Adored by egghead critics and leathered punkers, the grizzled UK punk veterans in Leatherface offer another live album, Live in Melbourne: Viva La Arthouse (No Idea), that’s a sizzling tour de force of both newly-minted tunes and others that delve deep into their ample catalog. As always, the band’s tunes highlight singer Frankie Stubb’s gravelly-voiced, poetic lyricism and unabashed pop-on-the-sleeve tendencies. In fact, the group has tackled Cyndi Lauper, the Police, and Elton John without even a wink of insincerity in the past, but this album doesn’t revisit such fare.
Luckily, guitarist Dickie Hammond has re-joined the ranks, so Leatherface’s mature mid-1990s output (like the swaying charred innocence of “Summertime” and the blitzkrieg “Not a Day Goes By”) comes to the fore and holds hefty sway. Meanwhile, Stubb’s wit and wordplay fill in the spaces between the music’s dense and robust rumbles, invoking a free association-style rambling resembling Michael Stipe’s (R.E.M.) own non-linear prowess. Tunes like the newish “God Is Dead”, the second track out of the gate, finds Stubbs philosophically conjuring dogs, God, and 1970s socialist hero Victor Allende. It all makes sense, though, for he moves from personal to international affairs, examining both people’s daily habits and the ways ideologies shape undercurrents of history.
“Never Say Goodbye” is a raspy pop gem featuring rough, rancorous edges. The narrative is deeply forlorn and hopeful as “flashbacks flicker” like candles in the wind. Though the vibe is cynical and casts a gray chill, the tune also foretells a future that gets easier when folks recognize that being “blessed” is nonsense. The more sensible act, Stubbs insists, is “starting again” . “Nutcase”, with its understated drum and bass dollops, is perfectly pitched as well: grain silos worth of guitar mask enigmatic couplets like “A donkey is for life, not just for Christmas”. Perhaps Stubbs is using vague symbolism to highlight work ethics, longevity, stubbornness, and dependability.
The slower rock ’n roll churn of “Broken” reveals a life heading towards isolation and regret, when one begins to re-assess words and actions that slip away, leaving people feeling broken, even if we doubt their destruction. Such stabs remind me of the nuanced lyrics of Jesse and Pope, Stubb’s other bands, in which he would emulate Bob Dylan for a stretch, squeezing in complex narrative fare. “Diego Garcia” has a resplendent call and response that asks: “Is there a little bit of light, is there a little bit of hope?” as it bulldozes forward, also asking how the United States. “could build another disgrace.”

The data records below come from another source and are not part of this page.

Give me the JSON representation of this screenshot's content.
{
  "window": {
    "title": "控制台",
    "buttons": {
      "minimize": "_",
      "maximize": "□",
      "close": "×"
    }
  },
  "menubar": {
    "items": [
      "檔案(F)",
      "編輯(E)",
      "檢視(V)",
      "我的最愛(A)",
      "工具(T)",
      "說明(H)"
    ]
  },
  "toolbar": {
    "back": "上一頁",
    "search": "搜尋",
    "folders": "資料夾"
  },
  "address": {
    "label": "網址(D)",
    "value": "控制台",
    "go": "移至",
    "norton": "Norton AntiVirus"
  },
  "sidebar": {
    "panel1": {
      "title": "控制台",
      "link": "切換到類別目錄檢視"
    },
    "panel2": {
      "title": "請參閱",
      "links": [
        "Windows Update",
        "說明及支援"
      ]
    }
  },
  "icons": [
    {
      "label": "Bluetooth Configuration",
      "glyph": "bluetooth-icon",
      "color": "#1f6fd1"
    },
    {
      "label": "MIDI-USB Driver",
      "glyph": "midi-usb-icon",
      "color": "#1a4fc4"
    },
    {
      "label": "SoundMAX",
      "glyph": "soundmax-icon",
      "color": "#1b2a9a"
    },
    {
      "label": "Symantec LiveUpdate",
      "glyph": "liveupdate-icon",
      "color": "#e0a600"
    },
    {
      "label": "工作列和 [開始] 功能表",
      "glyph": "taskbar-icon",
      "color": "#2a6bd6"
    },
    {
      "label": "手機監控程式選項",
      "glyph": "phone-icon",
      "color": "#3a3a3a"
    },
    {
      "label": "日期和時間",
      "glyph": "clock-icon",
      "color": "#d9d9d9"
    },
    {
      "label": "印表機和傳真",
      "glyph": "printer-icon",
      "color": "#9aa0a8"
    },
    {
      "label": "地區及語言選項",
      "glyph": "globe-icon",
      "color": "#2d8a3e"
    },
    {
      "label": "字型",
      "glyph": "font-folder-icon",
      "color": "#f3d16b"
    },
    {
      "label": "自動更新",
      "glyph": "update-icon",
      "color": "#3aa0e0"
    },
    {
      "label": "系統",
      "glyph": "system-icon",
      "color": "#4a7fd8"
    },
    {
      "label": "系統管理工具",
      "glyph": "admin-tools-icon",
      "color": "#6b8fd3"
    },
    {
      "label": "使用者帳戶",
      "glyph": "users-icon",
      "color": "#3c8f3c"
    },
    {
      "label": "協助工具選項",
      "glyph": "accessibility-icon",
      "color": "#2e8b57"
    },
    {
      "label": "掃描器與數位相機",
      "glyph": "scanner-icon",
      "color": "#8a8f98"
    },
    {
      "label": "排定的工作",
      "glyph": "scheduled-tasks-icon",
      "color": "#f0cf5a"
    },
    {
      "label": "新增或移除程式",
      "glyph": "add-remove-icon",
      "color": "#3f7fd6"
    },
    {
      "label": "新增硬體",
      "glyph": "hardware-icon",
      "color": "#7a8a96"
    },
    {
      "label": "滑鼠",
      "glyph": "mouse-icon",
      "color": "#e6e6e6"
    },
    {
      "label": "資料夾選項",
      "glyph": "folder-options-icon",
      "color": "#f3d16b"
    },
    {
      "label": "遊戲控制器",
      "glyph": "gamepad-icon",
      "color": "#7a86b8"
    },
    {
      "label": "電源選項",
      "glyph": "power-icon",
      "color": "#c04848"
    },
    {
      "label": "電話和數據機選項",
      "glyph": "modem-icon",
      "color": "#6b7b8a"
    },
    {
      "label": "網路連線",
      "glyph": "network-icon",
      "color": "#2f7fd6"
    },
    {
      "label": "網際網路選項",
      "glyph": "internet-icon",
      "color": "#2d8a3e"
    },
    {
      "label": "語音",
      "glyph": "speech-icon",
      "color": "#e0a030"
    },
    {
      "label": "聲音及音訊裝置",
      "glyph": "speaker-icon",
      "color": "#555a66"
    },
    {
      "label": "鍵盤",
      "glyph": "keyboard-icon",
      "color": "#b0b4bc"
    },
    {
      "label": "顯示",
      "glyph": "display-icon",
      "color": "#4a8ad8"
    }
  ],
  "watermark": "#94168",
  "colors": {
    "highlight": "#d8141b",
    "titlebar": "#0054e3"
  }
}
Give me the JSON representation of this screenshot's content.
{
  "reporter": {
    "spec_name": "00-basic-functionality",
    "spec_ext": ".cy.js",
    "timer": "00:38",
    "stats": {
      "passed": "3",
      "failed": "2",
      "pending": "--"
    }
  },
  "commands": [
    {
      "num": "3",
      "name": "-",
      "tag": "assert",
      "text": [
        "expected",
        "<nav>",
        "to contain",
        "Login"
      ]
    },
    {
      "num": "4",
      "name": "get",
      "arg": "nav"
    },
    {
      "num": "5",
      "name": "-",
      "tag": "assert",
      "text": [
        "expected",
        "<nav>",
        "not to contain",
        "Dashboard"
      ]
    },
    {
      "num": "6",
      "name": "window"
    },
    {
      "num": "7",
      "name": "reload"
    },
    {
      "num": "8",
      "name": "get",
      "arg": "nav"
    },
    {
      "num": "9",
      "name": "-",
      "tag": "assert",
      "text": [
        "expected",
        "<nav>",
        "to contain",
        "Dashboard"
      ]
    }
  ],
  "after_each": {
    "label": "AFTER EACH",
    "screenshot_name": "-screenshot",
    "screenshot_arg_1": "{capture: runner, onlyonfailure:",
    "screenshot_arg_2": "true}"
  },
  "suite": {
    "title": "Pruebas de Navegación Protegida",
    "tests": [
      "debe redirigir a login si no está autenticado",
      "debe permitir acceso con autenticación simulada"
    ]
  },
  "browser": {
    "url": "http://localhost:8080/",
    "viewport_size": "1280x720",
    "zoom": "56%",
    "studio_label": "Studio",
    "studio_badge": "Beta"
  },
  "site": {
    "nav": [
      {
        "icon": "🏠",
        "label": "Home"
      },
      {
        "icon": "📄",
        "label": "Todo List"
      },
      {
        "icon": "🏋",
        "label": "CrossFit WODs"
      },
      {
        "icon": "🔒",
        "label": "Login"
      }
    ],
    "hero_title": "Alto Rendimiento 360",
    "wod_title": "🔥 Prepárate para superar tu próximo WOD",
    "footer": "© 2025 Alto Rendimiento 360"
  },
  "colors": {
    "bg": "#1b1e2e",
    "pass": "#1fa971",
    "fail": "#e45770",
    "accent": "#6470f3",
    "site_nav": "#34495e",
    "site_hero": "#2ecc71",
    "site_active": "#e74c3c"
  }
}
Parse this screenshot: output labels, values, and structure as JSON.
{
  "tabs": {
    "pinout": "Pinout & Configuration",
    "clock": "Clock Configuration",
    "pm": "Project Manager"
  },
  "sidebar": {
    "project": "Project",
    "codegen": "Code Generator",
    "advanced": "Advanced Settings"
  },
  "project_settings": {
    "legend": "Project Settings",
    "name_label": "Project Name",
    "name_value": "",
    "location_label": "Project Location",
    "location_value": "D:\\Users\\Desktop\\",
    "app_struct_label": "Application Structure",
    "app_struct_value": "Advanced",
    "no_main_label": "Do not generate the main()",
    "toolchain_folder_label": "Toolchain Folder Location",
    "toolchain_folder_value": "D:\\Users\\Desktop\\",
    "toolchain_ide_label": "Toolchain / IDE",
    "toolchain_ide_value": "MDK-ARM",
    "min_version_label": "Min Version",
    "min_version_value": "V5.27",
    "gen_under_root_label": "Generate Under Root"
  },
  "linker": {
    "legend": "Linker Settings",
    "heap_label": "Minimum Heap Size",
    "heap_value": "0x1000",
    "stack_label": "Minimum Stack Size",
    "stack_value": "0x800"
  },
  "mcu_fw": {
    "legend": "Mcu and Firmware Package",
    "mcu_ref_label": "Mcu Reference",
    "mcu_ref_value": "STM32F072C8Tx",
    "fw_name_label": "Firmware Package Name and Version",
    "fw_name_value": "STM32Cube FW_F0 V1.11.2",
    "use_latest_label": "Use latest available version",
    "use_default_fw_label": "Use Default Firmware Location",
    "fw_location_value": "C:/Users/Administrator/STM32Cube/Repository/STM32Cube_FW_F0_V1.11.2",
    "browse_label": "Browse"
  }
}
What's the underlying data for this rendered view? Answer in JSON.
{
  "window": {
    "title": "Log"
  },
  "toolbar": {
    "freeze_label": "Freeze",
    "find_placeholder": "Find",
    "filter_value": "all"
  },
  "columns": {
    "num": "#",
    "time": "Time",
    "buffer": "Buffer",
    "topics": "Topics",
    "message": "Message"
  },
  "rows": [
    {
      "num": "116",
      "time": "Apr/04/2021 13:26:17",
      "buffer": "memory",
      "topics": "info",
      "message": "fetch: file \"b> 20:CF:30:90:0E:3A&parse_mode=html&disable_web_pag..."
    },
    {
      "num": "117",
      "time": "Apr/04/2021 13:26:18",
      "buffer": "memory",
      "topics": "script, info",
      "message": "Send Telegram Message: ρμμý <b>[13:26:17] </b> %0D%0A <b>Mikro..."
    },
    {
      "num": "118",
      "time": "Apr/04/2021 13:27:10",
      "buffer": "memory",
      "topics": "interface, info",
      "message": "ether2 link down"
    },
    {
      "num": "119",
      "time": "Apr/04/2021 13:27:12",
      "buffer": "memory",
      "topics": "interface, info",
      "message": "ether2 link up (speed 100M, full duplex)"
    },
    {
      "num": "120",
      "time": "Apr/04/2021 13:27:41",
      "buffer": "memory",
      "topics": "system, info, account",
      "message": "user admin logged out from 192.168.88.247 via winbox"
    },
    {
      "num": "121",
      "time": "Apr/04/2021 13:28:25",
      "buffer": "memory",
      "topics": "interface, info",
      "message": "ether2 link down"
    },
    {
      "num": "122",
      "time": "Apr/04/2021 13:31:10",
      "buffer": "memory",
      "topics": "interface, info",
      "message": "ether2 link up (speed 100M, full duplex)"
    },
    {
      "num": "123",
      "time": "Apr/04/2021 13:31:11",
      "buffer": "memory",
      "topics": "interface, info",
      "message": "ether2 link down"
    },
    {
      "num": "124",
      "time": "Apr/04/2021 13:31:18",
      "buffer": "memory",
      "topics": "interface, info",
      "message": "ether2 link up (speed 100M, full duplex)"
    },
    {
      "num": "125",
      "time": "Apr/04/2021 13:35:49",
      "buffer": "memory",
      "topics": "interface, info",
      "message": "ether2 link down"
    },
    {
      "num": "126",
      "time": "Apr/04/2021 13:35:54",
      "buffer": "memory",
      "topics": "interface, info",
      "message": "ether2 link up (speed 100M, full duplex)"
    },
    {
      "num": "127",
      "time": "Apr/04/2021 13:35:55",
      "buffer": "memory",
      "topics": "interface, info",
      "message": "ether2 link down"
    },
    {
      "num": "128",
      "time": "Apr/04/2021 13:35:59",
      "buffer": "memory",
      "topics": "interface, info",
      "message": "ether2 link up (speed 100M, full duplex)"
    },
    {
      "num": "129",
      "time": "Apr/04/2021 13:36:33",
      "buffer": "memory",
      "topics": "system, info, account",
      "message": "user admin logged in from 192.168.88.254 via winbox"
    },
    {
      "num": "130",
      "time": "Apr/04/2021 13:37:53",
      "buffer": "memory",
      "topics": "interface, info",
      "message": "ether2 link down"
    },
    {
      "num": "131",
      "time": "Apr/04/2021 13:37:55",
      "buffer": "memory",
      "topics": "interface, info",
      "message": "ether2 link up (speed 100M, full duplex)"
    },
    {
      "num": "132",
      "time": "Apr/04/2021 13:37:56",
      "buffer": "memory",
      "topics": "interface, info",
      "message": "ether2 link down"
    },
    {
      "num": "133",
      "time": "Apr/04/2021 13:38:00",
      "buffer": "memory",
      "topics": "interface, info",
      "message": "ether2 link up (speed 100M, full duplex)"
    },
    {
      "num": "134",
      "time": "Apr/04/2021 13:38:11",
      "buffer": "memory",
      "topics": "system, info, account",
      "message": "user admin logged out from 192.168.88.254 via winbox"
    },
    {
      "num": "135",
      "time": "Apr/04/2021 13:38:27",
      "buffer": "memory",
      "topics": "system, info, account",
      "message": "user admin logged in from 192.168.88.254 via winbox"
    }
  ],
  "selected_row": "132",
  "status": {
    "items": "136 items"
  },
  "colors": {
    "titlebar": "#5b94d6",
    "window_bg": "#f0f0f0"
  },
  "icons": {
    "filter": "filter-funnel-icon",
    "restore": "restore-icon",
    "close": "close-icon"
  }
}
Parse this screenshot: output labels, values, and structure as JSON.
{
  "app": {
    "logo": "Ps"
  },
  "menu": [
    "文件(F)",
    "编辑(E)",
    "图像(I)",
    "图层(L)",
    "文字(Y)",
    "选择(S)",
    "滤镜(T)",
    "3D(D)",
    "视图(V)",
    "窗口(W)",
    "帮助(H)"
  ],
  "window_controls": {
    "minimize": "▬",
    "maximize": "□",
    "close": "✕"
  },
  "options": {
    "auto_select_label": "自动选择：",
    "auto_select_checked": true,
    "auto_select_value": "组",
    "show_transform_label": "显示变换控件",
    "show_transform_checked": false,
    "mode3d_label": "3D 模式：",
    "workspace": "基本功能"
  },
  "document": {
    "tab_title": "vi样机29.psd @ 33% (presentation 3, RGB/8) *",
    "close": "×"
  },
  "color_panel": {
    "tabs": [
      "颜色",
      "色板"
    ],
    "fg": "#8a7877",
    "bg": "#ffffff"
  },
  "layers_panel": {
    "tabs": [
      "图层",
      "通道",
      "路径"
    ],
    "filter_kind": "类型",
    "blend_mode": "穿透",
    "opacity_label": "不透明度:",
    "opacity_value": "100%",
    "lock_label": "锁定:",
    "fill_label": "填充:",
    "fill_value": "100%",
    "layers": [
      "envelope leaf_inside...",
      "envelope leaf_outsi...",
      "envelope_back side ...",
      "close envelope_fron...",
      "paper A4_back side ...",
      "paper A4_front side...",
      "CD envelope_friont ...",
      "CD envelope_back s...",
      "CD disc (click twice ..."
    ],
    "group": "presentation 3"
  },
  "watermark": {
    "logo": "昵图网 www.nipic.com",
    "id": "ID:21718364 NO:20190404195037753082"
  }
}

The band does not avoid its classics as well: “I Want the Moon” roars at 110 MPH like the dreams of Garcia Lorca on crystal meth; “Pale Moonlight” unleashes soaring melodies and crunchy riffage underscored with a Romantic novel vibe, replete with lines about dancing with the devil; “Dead Industrial Atmosphere” plumbs the works of poet and painter William Blake with finesse, picturing wounded faces and disemboweled cityscapes; and lastly, the drunken rally cry “Hops and Barley” pitches forward like a soccer chant. In all, this is a rich, breathless, spirited, and superbly recorded addition to the Leatherface repertoire, a rarity from a band unspooling twenty unstable years of history into the set, song by song.
Leatherface - Hops & Barley / Stevie Bruce’s Red & White Army
// Moving Pixels
"It's easy to dismiss blood and violence as salacious without considering why it is there, what its context is, and what it might communicate.READ the article